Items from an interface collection
----

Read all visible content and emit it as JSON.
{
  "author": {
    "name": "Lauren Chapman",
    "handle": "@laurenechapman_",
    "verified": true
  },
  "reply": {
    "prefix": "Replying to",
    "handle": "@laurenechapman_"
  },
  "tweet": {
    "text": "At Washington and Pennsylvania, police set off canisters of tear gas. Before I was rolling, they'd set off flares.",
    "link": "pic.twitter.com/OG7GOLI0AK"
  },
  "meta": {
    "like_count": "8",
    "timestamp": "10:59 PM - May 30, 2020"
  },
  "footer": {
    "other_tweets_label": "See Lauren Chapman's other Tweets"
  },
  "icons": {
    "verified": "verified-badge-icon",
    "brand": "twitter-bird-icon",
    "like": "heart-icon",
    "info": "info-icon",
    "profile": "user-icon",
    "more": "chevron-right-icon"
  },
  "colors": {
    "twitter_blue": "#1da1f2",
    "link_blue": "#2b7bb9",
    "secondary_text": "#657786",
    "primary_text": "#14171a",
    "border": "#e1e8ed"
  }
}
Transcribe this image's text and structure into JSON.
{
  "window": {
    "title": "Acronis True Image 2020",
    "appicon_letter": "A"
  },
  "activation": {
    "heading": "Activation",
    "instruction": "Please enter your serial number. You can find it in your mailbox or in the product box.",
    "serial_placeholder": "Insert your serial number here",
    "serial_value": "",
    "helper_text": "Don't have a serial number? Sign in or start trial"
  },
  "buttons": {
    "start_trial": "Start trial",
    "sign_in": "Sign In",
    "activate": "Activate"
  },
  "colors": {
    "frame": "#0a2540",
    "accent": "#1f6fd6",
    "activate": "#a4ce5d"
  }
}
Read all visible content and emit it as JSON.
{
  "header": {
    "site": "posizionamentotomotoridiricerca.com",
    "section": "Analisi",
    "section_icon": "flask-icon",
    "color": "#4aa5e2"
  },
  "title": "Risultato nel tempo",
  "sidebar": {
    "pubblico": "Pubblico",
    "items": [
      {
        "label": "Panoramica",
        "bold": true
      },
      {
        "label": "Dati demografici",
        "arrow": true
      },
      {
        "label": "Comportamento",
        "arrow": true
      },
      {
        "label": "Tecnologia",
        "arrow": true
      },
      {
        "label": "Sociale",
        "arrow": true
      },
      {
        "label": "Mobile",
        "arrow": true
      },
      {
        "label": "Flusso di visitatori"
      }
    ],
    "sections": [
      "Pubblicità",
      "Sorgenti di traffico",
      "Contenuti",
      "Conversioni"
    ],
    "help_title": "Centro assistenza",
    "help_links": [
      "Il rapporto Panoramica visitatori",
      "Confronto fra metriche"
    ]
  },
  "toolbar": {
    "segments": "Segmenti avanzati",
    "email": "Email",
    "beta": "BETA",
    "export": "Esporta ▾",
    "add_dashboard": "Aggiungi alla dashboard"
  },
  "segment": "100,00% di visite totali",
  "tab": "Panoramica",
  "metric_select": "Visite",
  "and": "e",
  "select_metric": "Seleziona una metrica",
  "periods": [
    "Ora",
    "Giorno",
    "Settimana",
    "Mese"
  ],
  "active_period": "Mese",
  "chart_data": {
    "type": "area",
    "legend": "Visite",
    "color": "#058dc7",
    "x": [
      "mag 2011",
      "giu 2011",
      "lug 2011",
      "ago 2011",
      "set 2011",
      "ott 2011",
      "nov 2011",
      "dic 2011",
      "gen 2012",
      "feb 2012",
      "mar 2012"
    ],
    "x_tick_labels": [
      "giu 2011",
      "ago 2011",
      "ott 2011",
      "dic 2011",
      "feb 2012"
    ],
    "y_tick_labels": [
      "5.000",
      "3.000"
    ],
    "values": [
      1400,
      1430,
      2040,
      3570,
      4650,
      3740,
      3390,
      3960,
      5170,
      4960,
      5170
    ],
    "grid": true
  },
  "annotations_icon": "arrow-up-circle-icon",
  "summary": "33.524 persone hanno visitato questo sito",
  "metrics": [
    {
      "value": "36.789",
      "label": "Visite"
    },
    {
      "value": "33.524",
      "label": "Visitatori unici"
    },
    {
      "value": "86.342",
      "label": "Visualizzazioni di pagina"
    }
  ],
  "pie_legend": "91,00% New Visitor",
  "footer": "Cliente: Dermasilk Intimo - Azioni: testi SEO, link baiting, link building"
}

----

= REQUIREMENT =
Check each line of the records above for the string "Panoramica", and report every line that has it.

= RESPONSE AREA =
        "label": "Panoramica",
      "Il rapporto Panoramica visitatori",
  "tab": "Panoramica",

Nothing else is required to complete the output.